■ **PROBLEM TO SOLVE**: Scan the records for the word "size". Copy each line that includes it.

** TASK INPUT follows **

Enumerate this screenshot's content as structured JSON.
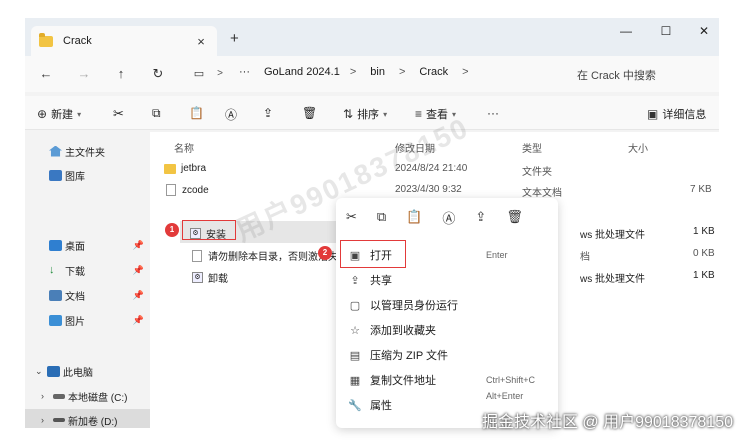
{
  "tab": {
    "title": "Crack",
    "close": "×",
    "new": "+"
  },
  "window": {
    "minimize": "—",
    "maximize": "☐",
    "close": "✕"
  },
  "nav": {
    "back": "←",
    "forward": "→",
    "up": "↑",
    "refresh": "↻",
    "crumbs": [
      "···",
      "GoLand 2024.1",
      "bin",
      "Crack"
    ],
    "sep": ">",
    "search_placeholder": "在 Crack 中搜索"
  },
  "toolbar": {
    "new_label": "新建",
    "sort_label": "排序",
    "view_label": "查看",
    "more": "···",
    "details_label": "详细信息"
  },
  "sidebar": {
    "items": [
      {
        "label": "主文件夹"
      },
      {
        "label": "图库"
      },
      {
        "label": "桌面"
      },
      {
        "label": "下载"
      },
      {
        "label": "文档"
      },
      {
        "label": "图片"
      },
      {
        "label": "此电脑"
      },
      {
        "label": "本地磁盘 (C:)"
      },
      {
        "label": "新加卷 (D:)"
      }
    ]
  },
  "columns": {
    "name": "名称",
    "date": "修改日期",
    "type": "类型",
    "size": "大小"
  },
  "files": [
    {
      "name": "jetbra",
      "date": "2024/8/24 21:40",
      "type": "文件夹",
      "size": ""
    },
    {
      "name": "zcode",
      "date": "2023/4/30 9:32",
      "type": "文本文档",
      "size": "7 KB"
    },
    {
      "name": "安装",
      "date": "",
      "type": "ws 批处理文件",
      "size": "1 KB"
    },
    {
      "name": "请勿删除本目录，否则激活失效",
      "date": "",
      "type": "档",
      "size": "0 KB"
    },
    {
      "name": "卸载",
      "date": "",
      "type": "ws 批处理文件",
      "size": "1 KB"
    }
  ],
  "badges": {
    "one": "1",
    "two": "2"
  },
  "menu": {
    "items": [
      {
        "label": "打开",
        "shortcut": "Enter"
      },
      {
        "label": "共享",
        "shortcut": ""
      },
      {
        "label": "以管理员身份运行",
        "shortcut": ""
      },
      {
        "label": "添加到收藏夹",
        "shortcut": ""
      },
      {
        "label": "压缩为 ZIP 文件",
        "shortcut": ""
      },
      {
        "label": "复制文件地址",
        "shortcut": "Ctrl+Shift+C"
      },
      {
        "label": "属性",
        "shortcut": "Alt+Enter"
      }
    ]
  },
  "watermark": "用户99018378150",
  "credit": "掘金技术社区 @ 用户99018378150"
}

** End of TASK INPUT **

■ **RESULT FOR THIS EXERCISE**:
    "size": "大小"
      "size": ""
      "size": "7 KB"
      "size": "1 KB"
      "size": "0 KB"
      "size": "1 KB"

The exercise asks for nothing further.